[Data about app and page elements]
= = = = =

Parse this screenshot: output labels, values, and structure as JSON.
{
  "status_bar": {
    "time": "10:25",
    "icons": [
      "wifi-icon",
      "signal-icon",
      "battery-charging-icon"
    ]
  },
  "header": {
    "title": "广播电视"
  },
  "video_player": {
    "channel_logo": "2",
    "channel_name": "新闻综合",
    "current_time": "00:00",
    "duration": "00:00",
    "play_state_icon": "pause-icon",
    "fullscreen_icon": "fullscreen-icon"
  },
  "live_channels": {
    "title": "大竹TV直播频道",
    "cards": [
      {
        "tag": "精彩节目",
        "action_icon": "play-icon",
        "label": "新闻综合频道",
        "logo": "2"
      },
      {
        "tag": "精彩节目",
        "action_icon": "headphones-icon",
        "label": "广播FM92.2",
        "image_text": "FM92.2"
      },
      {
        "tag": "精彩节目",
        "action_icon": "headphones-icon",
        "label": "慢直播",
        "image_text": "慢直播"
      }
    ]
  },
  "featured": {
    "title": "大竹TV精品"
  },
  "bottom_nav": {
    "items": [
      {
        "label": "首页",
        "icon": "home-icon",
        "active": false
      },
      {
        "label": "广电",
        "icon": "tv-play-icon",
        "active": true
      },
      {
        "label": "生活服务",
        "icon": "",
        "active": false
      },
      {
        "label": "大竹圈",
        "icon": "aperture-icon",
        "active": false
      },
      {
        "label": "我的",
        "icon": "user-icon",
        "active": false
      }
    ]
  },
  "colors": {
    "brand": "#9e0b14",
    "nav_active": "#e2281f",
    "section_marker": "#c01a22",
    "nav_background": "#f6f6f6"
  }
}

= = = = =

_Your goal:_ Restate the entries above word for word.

_Response to this exercise:_
Parse this screenshot: output labels, values, and structure as JSON.
{
  "status_bar": {
    "time": "10:25",
    "icons": [
      "wifi-icon",
      "signal-icon",
      "battery-charging-icon"
    ]
  },
  "header": {
    "title": "广播电视"
  },
  "video_player": {
    "channel_logo": "2",
    "channel_name": "新闻综合",
    "current_time": "00:00",
    "duration": "00:00",
    "play_state_icon": "pause-icon",
    "fullscreen_icon": "fullscreen-icon"
  },
  "live_channels": {
    "title": "大竹TV直播频道",
    "cards": [
      {
        "tag": "精彩节目",
        "action_icon": "play-icon",
        "label": "新闻综合频道",
        "logo": "2"
      },
      {
        "tag": "精彩节目",
        "action_icon": "headphones-icon",
        "label": "广播FM92.2",
        "image_text": "FM92.2"
      },
      {
        "tag": "精彩节目",
        "action_icon": "headphones-icon",
        "label": "慢直播",
        "image_text": "慢直播"
      }
    ]
  },
  "featured": {
    "title": "大竹TV精品"
  },
  "bottom_nav": {
    "items": [
      {
        "label": "首页",
        "icon": "home-icon",
        "active": false
      },
      {
        "label": "广电",
        "icon": "tv-play-icon",
        "active": true
      },
      {
        "label": "生活服务",
        "icon": "",
        "active": false
      },
      {
        "label": "大竹圈",
        "icon": "aperture-icon",
        "active": false
      },
      {
        "label": "我的",
        "icon": "user-icon",
        "active": false
      }
    ]
  },
  "colors": {
    "brand": "#9e0b14",
    "nav_active": "#e2281f",
    "section_marker": "#c01a22",
    "nav_background": "#f6f6f6"
  }
}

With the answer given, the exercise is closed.